▶ [Task objective]: Search the data for the string "this" and gather each line it is in.

Entries from a dataset of interfaces:
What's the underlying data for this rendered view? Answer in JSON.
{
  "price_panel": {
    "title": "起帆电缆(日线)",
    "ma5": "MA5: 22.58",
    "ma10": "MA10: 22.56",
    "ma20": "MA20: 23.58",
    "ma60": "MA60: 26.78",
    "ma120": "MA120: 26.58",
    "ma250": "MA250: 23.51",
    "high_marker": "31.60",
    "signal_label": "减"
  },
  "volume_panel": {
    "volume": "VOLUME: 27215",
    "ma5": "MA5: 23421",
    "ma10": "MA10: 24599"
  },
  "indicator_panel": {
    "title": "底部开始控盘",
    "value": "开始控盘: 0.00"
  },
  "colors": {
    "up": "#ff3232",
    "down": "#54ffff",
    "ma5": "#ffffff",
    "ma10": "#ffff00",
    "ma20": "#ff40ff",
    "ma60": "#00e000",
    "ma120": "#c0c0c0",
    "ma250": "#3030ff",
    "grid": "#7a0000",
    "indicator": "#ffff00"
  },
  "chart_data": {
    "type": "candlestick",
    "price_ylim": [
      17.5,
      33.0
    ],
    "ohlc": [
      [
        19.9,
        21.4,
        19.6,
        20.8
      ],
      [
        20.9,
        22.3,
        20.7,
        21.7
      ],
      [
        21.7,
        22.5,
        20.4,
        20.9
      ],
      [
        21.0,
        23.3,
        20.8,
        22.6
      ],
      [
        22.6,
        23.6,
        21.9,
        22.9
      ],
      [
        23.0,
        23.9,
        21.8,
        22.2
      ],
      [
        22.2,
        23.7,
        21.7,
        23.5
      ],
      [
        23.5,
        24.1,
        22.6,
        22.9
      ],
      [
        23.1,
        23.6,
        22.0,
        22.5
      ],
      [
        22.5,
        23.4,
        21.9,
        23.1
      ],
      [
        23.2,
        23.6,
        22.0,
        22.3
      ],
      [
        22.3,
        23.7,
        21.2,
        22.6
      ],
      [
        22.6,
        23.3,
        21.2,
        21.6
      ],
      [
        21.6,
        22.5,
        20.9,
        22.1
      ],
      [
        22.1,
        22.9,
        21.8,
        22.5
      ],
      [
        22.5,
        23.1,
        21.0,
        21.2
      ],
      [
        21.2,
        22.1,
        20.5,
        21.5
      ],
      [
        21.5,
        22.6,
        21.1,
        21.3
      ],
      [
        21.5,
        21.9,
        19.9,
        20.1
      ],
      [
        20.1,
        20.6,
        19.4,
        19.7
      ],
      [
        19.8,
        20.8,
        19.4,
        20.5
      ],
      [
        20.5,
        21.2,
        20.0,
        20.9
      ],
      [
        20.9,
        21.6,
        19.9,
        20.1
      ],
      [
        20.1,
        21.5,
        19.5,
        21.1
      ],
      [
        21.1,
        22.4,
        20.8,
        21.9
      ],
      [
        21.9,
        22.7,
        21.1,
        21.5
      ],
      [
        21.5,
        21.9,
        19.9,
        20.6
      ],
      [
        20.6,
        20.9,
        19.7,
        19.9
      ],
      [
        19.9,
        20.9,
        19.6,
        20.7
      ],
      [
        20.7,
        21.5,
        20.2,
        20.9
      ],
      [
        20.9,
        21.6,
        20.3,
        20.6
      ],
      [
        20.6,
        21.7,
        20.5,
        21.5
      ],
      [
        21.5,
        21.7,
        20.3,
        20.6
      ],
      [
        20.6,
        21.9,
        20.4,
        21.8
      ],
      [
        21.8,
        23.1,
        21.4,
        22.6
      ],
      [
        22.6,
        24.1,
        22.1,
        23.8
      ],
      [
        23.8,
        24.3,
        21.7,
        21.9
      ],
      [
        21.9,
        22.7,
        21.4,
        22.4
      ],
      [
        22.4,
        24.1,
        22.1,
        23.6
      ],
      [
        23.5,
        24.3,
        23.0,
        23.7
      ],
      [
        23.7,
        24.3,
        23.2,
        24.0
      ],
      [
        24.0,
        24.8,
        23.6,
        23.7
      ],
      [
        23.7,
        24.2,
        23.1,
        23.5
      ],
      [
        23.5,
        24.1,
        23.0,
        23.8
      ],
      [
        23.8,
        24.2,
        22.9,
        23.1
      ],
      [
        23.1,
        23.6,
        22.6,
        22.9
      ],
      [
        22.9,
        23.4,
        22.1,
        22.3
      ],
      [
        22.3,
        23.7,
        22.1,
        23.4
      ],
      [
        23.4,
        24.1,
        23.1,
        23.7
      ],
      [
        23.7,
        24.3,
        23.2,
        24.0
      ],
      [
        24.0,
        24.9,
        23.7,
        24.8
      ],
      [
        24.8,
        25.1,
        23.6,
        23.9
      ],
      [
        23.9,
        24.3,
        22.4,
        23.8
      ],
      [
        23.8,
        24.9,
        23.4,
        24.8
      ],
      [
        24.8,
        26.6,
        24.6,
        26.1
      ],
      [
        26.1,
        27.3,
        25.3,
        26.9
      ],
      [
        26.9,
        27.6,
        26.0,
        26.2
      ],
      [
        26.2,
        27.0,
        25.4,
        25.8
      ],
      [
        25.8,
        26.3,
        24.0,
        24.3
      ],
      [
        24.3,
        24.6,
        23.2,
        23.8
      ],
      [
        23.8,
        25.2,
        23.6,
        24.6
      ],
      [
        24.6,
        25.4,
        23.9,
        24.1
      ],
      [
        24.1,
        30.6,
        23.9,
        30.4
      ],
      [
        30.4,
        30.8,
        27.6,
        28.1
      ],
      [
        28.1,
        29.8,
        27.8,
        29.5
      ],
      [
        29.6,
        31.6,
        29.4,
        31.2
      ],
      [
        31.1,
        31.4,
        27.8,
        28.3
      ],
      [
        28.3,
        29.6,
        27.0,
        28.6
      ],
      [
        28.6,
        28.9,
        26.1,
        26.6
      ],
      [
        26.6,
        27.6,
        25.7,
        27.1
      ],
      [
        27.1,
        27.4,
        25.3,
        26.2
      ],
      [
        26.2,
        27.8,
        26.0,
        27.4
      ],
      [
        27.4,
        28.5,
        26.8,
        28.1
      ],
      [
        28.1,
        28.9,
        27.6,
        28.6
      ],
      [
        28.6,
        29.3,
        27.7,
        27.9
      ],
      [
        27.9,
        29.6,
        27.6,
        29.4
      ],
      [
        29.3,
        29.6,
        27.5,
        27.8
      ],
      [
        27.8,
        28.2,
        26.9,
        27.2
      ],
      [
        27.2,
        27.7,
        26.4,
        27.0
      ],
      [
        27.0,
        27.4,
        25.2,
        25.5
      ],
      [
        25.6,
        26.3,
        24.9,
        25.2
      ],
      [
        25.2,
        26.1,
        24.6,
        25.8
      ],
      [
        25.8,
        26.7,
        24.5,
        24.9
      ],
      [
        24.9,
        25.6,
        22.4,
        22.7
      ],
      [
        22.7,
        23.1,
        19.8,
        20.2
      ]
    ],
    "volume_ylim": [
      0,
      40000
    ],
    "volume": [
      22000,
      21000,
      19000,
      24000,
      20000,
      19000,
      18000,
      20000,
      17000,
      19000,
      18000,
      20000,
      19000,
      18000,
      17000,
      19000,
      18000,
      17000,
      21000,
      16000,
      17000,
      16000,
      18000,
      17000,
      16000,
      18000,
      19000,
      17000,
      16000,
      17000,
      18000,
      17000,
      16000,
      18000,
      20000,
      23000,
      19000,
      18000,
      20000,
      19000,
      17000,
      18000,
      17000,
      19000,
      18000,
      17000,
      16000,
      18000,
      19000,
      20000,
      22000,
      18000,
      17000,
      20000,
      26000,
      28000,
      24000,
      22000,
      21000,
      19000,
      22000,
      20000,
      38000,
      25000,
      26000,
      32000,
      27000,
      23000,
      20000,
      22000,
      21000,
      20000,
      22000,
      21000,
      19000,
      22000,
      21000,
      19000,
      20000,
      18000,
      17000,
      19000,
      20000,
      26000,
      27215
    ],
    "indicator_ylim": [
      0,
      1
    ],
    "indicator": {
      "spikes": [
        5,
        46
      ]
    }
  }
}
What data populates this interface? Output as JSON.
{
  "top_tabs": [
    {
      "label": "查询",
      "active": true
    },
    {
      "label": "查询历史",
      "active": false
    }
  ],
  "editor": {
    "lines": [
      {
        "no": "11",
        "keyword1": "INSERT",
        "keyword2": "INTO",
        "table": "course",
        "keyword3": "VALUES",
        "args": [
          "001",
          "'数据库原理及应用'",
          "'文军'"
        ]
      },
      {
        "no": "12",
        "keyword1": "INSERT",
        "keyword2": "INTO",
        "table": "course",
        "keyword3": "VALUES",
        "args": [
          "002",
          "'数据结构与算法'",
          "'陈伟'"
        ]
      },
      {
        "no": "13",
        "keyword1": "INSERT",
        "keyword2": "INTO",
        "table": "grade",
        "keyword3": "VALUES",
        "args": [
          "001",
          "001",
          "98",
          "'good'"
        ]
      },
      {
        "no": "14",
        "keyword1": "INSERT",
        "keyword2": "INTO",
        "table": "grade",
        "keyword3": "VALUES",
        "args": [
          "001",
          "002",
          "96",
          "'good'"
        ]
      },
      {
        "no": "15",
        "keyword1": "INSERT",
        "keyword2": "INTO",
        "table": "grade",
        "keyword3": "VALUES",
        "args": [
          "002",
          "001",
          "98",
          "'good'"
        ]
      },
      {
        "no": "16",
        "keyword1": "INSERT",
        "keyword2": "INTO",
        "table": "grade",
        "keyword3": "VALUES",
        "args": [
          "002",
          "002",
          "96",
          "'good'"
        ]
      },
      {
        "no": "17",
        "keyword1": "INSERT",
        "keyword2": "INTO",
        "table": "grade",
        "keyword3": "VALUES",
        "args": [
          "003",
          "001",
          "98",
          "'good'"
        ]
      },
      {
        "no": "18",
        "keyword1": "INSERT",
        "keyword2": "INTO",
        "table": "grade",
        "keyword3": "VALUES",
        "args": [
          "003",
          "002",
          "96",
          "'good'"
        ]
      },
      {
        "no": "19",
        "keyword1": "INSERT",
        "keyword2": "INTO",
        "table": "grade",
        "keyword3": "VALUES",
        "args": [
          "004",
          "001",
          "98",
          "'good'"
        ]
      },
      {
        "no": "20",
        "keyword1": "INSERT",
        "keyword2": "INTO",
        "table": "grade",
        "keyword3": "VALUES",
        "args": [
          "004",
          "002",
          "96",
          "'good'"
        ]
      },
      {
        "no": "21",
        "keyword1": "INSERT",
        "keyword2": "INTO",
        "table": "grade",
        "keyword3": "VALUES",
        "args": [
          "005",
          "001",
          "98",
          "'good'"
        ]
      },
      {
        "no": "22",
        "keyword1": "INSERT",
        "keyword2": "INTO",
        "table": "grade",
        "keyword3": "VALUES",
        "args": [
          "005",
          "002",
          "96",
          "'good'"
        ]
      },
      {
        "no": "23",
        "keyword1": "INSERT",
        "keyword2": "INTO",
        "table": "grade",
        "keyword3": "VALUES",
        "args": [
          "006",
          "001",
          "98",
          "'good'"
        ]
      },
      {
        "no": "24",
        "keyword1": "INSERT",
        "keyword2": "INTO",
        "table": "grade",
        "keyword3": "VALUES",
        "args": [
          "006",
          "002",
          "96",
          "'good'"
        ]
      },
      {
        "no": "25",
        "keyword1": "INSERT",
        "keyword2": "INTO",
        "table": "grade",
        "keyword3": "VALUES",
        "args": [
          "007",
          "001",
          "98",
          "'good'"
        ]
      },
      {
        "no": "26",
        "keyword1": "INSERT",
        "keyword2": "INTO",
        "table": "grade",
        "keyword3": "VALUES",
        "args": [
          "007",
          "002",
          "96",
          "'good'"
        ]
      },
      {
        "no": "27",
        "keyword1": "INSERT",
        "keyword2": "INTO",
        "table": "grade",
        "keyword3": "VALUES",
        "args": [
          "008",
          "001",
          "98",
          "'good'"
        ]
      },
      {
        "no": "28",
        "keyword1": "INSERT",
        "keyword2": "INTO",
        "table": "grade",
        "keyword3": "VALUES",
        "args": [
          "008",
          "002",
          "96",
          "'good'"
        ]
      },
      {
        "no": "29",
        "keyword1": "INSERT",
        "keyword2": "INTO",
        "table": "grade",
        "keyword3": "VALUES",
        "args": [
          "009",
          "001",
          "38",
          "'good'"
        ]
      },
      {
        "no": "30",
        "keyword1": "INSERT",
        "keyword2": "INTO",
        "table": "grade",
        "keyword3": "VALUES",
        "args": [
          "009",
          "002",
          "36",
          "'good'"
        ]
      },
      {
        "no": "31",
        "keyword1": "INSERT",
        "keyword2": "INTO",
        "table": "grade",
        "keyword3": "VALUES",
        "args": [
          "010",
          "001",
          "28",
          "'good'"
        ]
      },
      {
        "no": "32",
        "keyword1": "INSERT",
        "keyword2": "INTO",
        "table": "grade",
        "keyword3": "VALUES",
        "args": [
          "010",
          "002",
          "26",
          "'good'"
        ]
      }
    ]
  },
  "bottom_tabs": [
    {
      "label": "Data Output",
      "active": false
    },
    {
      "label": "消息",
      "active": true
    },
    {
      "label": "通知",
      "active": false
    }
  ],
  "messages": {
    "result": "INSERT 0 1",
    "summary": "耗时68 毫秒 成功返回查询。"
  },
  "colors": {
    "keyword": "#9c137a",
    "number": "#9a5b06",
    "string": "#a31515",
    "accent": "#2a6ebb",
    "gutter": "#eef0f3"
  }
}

▶ [Task answer]:
What's the underlying data for this rendered view? Answer in JSON.
What data populates this interface? Output as JSON.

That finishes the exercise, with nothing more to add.